• [TRY IT] Below are some records; copy each line in them that contains "title".

• [EXTRACTED MATERIAL]
□ □ □ □ □ □ □

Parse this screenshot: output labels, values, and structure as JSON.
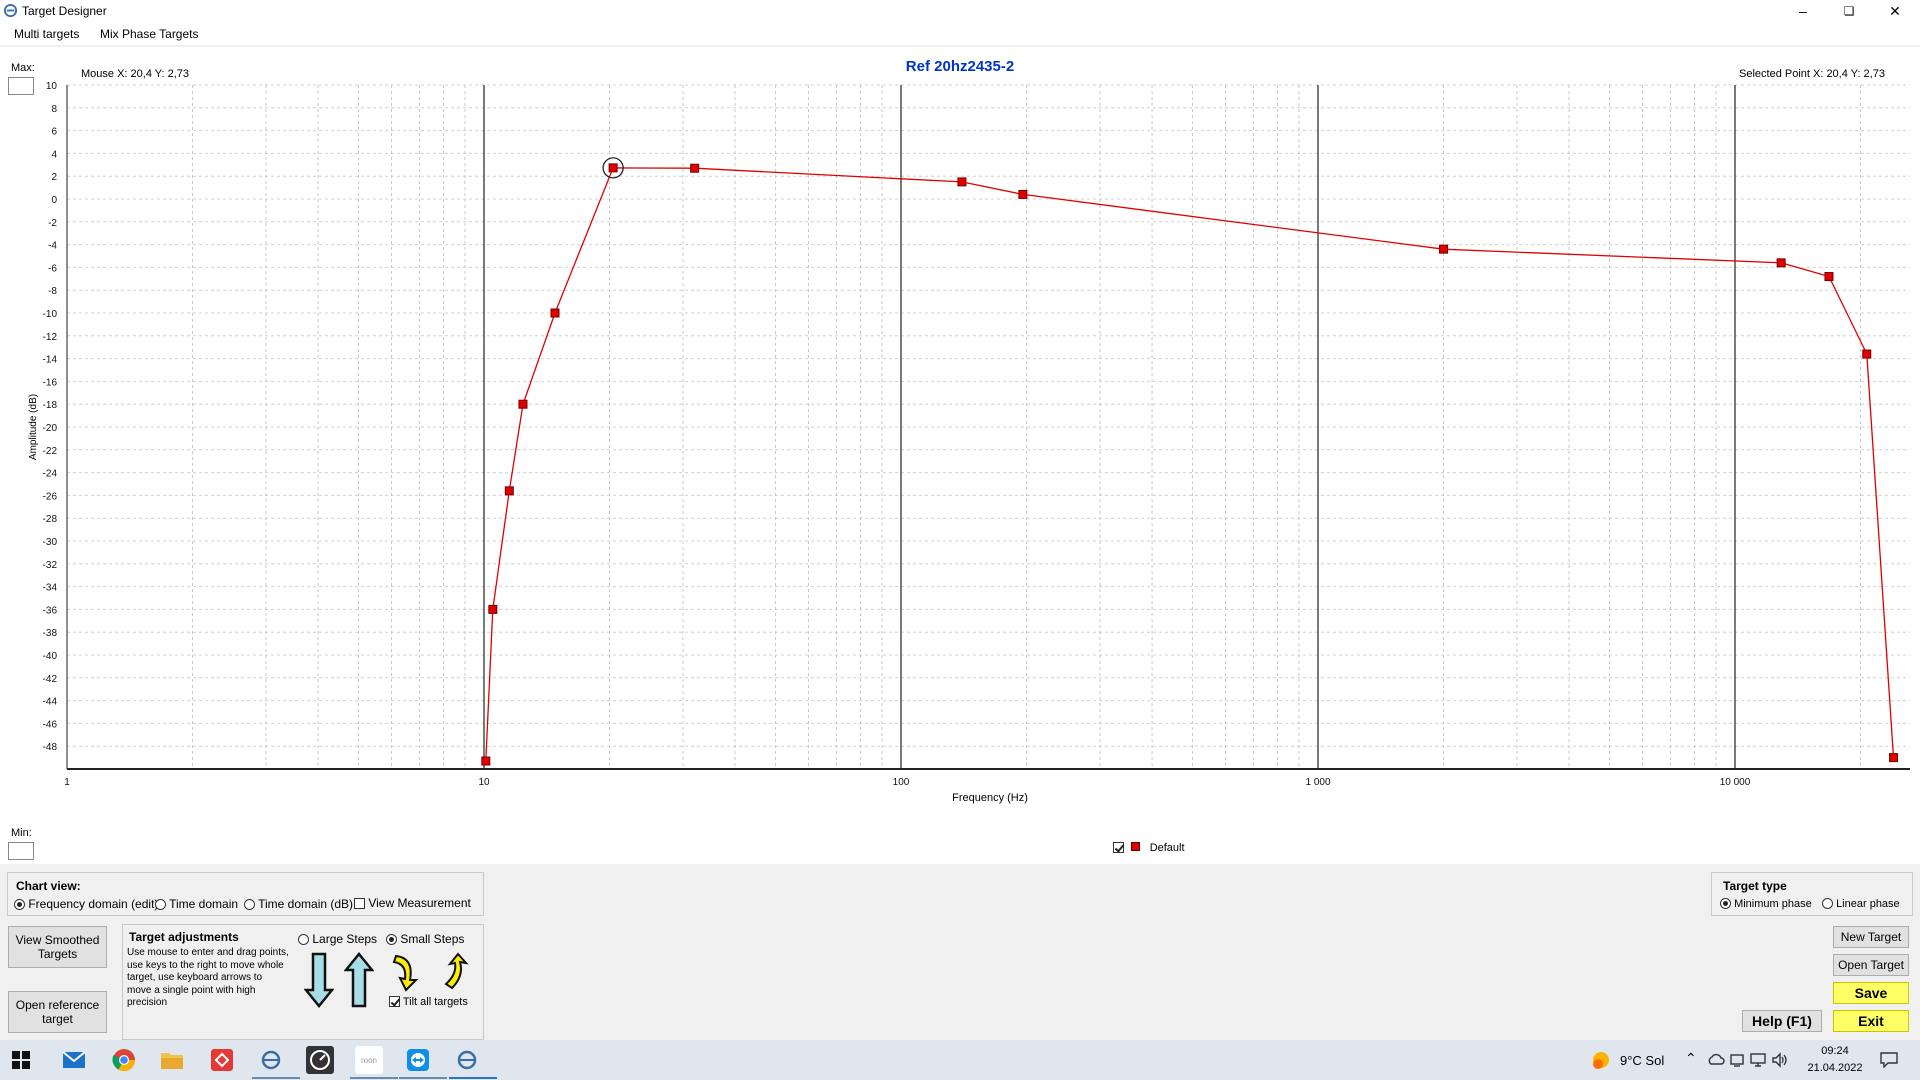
{
  "window": {
    "title": "Target Designer"
  },
  "menu": [
    "Multi targets",
    "Mix Phase Targets"
  ],
  "chart_header": {
    "title": "Ref 20hz2435-2",
    "mouse_label": "Mouse  X: 20,4  Y: 2,73",
    "selected_label": "Selected Point  X: 20,4  Y: 2,73",
    "max_label": "Max:",
    "min_label": "Min:",
    "legend_label": "Default"
  },
  "chart_data": {
    "type": "line",
    "xlabel": "Frequency (Hz)",
    "ylabel": "Amplitude (dB)",
    "xscale": "log",
    "xlim": [
      1,
      43000
    ],
    "ylim": [
      -50,
      10
    ],
    "x_tick_labels": [
      "1",
      "10",
      "100",
      "1 000",
      "10 000"
    ],
    "y_ticks": [
      10,
      8,
      6,
      4,
      2,
      0,
      -2,
      -4,
      -6,
      -8,
      -10,
      -12,
      -14,
      -16,
      -18,
      -20,
      -22,
      -24,
      -26,
      -28,
      -30,
      -32,
      -34,
      -36,
      -38,
      -40,
      -42,
      -44,
      -46,
      -48
    ],
    "grid": true,
    "series": [
      {
        "name": "Default",
        "color": "#e00000",
        "points": [
          {
            "x": 10.1,
            "y": -49.3
          },
          {
            "x": 10.5,
            "y": -36.0
          },
          {
            "x": 11.5,
            "y": -25.6
          },
          {
            "x": 12.4,
            "y": -18.0
          },
          {
            "x": 14.8,
            "y": -10.0
          },
          {
            "x": 20.4,
            "y": 2.73
          },
          {
            "x": 32,
            "y": 2.7
          },
          {
            "x": 140,
            "y": 1.5
          },
          {
            "x": 196,
            "y": 0.4
          },
          {
            "x": 2000,
            "y": -4.4
          },
          {
            "x": 12900,
            "y": -5.6
          },
          {
            "x": 16800,
            "y": -6.8
          },
          {
            "x": 20700,
            "y": -13.6
          },
          {
            "x": 24000,
            "y": -49.0
          }
        ]
      }
    ],
    "selected_point": {
      "x": 20.4,
      "y": 2.73
    }
  },
  "chart_view": {
    "title": "Chart view:",
    "options": [
      "Frequency domain (edit)",
      "Time domain",
      "Time domain (dB)"
    ],
    "view_measurement": "View Measurement"
  },
  "target_adjustments": {
    "title": "Target adjustments",
    "help": "Use mouse to enter and drag points, use keys to the right to move whole target, use keyboard arrows to move a single point with high precision",
    "large_steps": "Large Steps",
    "small_steps": "Small Steps",
    "tilt_all": "Tilt all targets"
  },
  "left_buttons": {
    "view_smoothed": "View Smoothed Targets",
    "open_reference": "Open reference target"
  },
  "target_type": {
    "title": "Target type",
    "minimum": "Minimum phase",
    "linear": "Linear phase"
  },
  "right_buttons": {
    "new": "New Target",
    "open": "Open Target",
    "save": "Save",
    "help": "Help (F1)",
    "exit": "Exit"
  },
  "taskbar": {
    "weather": "9°C  Sol",
    "time": "09:24",
    "date": "21.04.2022"
  }
}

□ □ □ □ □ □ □

• [SOLVED EXERCISE]
    "title": "Target Designer"
    "title": "Ref 20hz2435-2",
    "title": "Chart view:",
    "title": "Target adjustments",
    "title": "Target type",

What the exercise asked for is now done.